London Design Festival presents The Hothouse, a Landmark Project designed by Studio Weave

London Design Festival returns to the capital this autumn from 12 – 20 September with an exciting programme of activity, putting a spotlight on the brilliance of the capital’s design talent. The Festival will provide a platform for the design community to showcase work at a time when it is needed more than ever, helping to stimulate the creative economy and support both emerging and established designers. 

For the 18th edition, the festival presents The Hothouse, a Landmark Project designed by London-based architecture practice Studio Weave, supported by developers Lendlease and London Continental Railways. It consists of a large-scale installation located at International Quarter London (IQL). The structure of The Hothouse is reminiscent of a Victorian glasshouse and will provide a controlled habitat for cultivating plants that would not ordinarily grow within the UK’s climate.

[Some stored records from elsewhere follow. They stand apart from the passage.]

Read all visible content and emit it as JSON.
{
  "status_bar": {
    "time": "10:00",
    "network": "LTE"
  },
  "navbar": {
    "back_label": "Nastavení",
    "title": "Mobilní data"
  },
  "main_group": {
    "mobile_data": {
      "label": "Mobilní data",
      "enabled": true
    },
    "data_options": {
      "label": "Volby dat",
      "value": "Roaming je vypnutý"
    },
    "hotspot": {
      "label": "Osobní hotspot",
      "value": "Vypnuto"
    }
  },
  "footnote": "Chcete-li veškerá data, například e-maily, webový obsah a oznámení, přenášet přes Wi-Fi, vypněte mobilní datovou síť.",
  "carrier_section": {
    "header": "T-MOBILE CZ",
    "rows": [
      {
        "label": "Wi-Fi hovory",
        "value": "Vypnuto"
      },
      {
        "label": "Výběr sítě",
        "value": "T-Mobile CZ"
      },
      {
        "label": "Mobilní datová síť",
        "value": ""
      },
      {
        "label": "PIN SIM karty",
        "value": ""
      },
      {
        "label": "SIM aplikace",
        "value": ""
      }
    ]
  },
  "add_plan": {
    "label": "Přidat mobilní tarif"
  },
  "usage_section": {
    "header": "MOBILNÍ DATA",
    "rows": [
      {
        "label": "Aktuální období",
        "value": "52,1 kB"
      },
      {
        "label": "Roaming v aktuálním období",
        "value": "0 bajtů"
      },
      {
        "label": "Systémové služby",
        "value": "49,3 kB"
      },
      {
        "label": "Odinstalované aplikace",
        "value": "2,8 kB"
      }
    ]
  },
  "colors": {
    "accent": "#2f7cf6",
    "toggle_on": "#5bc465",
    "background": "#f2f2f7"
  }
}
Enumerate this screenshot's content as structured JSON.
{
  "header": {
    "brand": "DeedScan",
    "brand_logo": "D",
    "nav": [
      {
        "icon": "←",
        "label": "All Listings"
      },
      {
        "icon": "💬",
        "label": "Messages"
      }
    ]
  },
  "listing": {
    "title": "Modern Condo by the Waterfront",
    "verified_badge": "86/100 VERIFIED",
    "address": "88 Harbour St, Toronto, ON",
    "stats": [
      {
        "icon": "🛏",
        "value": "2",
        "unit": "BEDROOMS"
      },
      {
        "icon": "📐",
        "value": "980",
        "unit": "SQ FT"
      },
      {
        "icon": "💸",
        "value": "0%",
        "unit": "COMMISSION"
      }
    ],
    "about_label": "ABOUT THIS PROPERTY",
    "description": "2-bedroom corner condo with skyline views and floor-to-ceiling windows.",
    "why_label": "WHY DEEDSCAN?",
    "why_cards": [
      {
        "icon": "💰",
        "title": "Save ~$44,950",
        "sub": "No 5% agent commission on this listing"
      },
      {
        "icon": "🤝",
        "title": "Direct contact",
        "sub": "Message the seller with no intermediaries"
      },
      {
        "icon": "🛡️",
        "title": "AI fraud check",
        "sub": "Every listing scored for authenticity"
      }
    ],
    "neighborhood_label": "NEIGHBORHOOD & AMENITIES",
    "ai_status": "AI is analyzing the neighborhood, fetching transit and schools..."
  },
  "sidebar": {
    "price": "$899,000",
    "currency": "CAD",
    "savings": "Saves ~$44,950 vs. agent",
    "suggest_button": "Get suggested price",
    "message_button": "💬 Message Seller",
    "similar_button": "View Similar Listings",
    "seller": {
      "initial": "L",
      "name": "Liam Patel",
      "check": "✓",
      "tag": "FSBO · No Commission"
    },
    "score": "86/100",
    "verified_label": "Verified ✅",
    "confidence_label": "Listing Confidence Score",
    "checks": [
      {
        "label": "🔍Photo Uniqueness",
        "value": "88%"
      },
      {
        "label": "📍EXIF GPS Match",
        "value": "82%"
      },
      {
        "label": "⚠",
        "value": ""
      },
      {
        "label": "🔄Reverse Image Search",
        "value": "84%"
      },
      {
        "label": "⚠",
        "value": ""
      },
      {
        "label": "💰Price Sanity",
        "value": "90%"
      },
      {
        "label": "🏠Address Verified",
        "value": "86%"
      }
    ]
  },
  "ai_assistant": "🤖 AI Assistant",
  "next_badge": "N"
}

IQL is a new neighbourhood in the heart of Stratford and on the doorstep of the Queen Elizabeth Olympic Park. The area has a rich tradition for growing under glass and was historically once dominated by a 20-mile stretch of greenhouses along the Lee Valley corridor. In the 1930s, there were more than 1,300 acres of greenhouses facilitating the production of ornamental plants and flowers, and exotic fruits at the time such as grapes and cucumbers.

The environment of The Hothouse can be regulated and adapted to suit the plants within. Garden Designer Tom Massey has collaborated with Studio Weave to develop a concept for the planting scheme that includes an array of productive plants from all over the world: an edible jungle of exotic and unusual species.

The crops that will be grown include guava, orange, gourd, chia seed, avocado, pomegranate, quinoa, mango, sweet potato, lemon, sugarcane, chickpea, loquat and pineapple. Scientists predict that if the current rate of climate change continues to accelerate, all of these crops could potentially be grown outside in the UK by 2050 – highlighting the reality of a rapidly changing climate.

The Hothouse will be in situ for a year, displaying the variance and evolution of plants across all seasons – but also seeking to educate and inspire. The installation seeks to demonstrate the effects of climate change, whilst also celebrating the beauty of plants and humans’ adaptability, ingenuity and ability to overcome problems and create safe and stable growing environments for plants from all over the world.